Segment Open

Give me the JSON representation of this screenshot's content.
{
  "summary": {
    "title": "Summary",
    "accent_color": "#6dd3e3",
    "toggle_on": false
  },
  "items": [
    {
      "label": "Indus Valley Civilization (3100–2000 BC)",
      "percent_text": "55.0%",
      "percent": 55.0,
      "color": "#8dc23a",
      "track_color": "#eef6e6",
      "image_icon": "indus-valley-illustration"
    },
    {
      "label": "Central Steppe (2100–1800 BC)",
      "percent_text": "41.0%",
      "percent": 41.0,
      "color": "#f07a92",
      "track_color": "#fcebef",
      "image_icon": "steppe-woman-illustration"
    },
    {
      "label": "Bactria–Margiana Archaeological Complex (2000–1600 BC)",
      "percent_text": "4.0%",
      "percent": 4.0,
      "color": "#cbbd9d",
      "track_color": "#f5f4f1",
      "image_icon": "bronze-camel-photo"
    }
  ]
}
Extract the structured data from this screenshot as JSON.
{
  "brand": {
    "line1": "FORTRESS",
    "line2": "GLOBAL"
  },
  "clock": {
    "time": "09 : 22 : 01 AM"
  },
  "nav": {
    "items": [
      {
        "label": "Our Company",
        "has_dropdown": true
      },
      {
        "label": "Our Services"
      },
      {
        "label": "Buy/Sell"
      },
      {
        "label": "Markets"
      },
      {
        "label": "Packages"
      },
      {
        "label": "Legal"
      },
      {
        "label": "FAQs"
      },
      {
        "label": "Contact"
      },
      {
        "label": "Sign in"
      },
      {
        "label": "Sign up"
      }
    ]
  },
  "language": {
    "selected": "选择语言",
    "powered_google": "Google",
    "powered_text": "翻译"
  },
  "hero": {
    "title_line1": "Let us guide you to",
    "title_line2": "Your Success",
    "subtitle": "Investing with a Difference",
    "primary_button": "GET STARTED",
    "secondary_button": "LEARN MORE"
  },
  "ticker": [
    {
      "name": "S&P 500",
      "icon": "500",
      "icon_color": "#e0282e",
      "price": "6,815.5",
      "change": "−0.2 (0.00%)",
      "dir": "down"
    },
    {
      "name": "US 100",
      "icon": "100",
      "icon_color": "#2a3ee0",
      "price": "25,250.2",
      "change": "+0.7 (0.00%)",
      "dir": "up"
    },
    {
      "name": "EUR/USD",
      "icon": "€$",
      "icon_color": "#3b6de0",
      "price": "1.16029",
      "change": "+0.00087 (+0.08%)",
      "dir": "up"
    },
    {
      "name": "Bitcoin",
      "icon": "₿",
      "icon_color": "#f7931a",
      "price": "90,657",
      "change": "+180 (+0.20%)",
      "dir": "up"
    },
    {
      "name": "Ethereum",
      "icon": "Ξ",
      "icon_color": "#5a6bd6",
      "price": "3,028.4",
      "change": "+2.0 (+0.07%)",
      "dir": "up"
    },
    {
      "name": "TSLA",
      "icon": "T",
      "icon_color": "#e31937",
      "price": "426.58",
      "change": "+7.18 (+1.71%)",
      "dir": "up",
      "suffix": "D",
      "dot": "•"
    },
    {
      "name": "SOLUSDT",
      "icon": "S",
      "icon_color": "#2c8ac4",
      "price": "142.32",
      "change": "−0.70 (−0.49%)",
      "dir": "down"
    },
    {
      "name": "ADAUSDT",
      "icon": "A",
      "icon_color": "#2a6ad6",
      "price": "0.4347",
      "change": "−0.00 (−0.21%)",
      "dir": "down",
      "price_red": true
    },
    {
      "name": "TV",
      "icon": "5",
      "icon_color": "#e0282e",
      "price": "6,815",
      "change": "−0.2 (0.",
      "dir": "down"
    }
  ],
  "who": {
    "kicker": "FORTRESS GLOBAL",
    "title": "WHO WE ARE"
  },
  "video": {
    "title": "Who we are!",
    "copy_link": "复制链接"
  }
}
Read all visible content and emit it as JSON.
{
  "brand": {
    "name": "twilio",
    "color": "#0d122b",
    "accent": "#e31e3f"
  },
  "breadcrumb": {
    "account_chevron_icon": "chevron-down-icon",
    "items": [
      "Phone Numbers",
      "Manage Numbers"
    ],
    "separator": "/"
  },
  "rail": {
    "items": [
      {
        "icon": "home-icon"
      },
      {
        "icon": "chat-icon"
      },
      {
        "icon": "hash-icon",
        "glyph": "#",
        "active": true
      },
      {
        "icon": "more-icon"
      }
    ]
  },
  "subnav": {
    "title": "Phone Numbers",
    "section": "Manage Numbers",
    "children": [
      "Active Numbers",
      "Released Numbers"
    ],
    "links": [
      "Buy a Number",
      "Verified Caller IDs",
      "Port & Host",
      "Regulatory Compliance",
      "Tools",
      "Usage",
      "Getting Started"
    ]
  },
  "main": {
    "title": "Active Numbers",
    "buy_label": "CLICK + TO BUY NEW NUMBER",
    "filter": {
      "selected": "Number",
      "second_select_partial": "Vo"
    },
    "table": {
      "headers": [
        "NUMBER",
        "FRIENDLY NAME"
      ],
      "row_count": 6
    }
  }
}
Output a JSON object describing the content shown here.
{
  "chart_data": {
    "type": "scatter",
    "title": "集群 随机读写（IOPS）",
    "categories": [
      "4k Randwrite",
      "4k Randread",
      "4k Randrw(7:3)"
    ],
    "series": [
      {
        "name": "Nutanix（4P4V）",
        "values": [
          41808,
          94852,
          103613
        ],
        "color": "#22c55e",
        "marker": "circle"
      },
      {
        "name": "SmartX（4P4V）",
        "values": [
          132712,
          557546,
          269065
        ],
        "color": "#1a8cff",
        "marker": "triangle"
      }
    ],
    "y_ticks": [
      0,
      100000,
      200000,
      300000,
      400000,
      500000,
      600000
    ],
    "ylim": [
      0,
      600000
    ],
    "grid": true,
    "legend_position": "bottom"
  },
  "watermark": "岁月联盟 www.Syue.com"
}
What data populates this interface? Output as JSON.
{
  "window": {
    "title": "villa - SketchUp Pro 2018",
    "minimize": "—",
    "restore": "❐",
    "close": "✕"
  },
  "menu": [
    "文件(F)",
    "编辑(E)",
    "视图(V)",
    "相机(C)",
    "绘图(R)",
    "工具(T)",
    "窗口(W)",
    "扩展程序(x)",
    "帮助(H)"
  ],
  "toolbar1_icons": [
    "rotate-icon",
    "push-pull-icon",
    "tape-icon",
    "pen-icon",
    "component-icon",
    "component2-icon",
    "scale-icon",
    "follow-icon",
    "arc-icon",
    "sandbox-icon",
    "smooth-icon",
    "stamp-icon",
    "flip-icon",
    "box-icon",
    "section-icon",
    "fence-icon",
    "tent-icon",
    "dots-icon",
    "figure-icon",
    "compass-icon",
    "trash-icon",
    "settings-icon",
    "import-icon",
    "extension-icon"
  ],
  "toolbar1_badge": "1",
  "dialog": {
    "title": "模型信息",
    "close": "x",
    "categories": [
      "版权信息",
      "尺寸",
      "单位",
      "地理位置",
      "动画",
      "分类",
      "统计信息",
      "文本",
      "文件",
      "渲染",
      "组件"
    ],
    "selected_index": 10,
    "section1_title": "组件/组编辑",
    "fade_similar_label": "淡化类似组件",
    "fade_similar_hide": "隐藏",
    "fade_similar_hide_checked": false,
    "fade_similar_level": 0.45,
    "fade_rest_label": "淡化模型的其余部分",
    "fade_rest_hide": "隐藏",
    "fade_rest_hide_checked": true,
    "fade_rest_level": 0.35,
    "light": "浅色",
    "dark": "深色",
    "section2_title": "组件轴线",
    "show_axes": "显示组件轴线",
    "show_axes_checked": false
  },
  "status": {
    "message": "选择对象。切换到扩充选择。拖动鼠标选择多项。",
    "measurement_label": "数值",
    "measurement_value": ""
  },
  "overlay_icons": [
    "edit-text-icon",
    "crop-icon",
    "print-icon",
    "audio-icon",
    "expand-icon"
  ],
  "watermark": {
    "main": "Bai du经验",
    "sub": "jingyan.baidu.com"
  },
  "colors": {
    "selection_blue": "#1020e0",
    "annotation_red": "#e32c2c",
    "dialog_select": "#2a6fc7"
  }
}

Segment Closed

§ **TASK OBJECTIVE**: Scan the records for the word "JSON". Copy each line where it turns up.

§ **ANSWER BELOW**:
Give me the JSON representation of this screenshot's content.
Extract the structured data from this screenshot as JSON.
Read all visible content and emit it as JSON.
Output a JSON object describing the content shown here.
What data populates this interface? Output as JSON.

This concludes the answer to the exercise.